─── Information ───
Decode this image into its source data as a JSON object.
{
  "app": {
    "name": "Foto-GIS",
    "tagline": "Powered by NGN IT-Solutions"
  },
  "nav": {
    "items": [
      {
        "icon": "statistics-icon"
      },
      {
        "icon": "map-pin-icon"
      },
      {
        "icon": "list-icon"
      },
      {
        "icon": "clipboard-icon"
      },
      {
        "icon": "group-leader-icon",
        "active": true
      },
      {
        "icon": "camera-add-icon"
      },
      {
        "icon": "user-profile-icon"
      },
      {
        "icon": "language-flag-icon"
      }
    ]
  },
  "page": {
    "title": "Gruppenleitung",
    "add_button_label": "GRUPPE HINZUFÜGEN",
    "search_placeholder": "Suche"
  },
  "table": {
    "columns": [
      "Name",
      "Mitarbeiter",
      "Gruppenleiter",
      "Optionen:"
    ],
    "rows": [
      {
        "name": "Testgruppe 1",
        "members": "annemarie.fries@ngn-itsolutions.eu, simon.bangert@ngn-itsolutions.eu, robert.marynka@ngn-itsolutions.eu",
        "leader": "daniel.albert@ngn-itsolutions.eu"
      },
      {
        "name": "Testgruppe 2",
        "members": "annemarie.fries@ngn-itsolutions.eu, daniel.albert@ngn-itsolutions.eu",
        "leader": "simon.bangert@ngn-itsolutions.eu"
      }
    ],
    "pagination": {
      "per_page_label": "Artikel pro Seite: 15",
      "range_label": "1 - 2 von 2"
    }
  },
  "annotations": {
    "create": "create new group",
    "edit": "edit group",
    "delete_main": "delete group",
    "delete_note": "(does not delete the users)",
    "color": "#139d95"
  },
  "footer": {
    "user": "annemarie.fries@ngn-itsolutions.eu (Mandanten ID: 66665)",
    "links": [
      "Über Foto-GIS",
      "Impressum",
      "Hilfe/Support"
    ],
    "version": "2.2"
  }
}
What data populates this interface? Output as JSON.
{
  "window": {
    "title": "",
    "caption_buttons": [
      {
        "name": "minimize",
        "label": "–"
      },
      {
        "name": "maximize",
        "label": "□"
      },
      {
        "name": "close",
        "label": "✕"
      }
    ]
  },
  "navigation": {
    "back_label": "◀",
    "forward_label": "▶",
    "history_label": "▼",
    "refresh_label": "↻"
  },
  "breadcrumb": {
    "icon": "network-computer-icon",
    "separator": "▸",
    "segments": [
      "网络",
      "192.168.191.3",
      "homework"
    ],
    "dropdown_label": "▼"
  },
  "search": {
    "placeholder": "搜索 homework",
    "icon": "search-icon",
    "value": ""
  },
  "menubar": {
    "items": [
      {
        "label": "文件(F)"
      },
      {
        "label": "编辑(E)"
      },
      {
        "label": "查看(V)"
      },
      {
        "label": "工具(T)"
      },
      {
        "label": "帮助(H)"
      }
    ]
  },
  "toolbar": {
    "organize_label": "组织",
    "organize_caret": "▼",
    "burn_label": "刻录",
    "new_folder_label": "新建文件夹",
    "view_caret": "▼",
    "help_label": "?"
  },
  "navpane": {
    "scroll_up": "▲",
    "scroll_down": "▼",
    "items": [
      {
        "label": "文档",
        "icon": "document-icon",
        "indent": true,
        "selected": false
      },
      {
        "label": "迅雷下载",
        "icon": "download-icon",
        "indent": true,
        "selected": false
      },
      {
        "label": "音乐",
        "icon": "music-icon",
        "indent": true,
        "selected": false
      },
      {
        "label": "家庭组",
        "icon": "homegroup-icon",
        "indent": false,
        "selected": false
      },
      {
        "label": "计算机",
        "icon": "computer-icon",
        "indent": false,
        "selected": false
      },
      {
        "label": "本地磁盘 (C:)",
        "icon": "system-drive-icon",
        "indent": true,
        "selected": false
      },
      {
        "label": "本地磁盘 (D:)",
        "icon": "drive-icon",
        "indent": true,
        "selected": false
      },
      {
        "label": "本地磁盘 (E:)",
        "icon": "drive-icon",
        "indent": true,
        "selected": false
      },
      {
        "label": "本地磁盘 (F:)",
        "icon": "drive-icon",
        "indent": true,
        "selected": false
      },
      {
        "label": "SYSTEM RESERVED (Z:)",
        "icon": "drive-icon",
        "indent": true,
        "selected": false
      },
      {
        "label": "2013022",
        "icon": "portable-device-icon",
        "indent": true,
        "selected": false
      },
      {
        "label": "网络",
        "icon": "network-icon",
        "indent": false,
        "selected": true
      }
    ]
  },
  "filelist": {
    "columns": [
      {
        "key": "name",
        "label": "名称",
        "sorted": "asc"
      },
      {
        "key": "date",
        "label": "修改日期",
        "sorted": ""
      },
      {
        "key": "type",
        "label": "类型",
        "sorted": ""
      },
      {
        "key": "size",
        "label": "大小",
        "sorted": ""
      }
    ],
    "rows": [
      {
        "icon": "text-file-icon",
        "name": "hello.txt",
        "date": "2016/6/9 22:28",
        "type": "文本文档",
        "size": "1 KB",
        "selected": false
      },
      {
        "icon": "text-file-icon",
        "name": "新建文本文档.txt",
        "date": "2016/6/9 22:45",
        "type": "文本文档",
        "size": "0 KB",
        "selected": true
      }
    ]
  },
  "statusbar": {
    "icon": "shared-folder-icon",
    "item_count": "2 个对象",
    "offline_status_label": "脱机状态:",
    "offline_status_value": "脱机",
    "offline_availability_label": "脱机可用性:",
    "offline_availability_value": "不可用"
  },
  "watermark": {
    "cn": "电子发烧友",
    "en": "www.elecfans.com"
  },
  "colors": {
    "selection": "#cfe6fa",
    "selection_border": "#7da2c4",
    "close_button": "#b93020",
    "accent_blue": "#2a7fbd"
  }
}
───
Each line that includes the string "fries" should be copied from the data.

        "members": "annemarie.fries@ngn-itsolutions.eu, simon.bangert@ngn-itsolutions.eu, robert.marynka@ngn-itsolutions.eu",
        "members": "annemarie.fries@ngn-itsolutions.eu, daniel.albert@ngn-itsolutions.eu",
    "user": "annemarie.fries@ngn-itsolutions.eu (Mandanten ID: 66665)",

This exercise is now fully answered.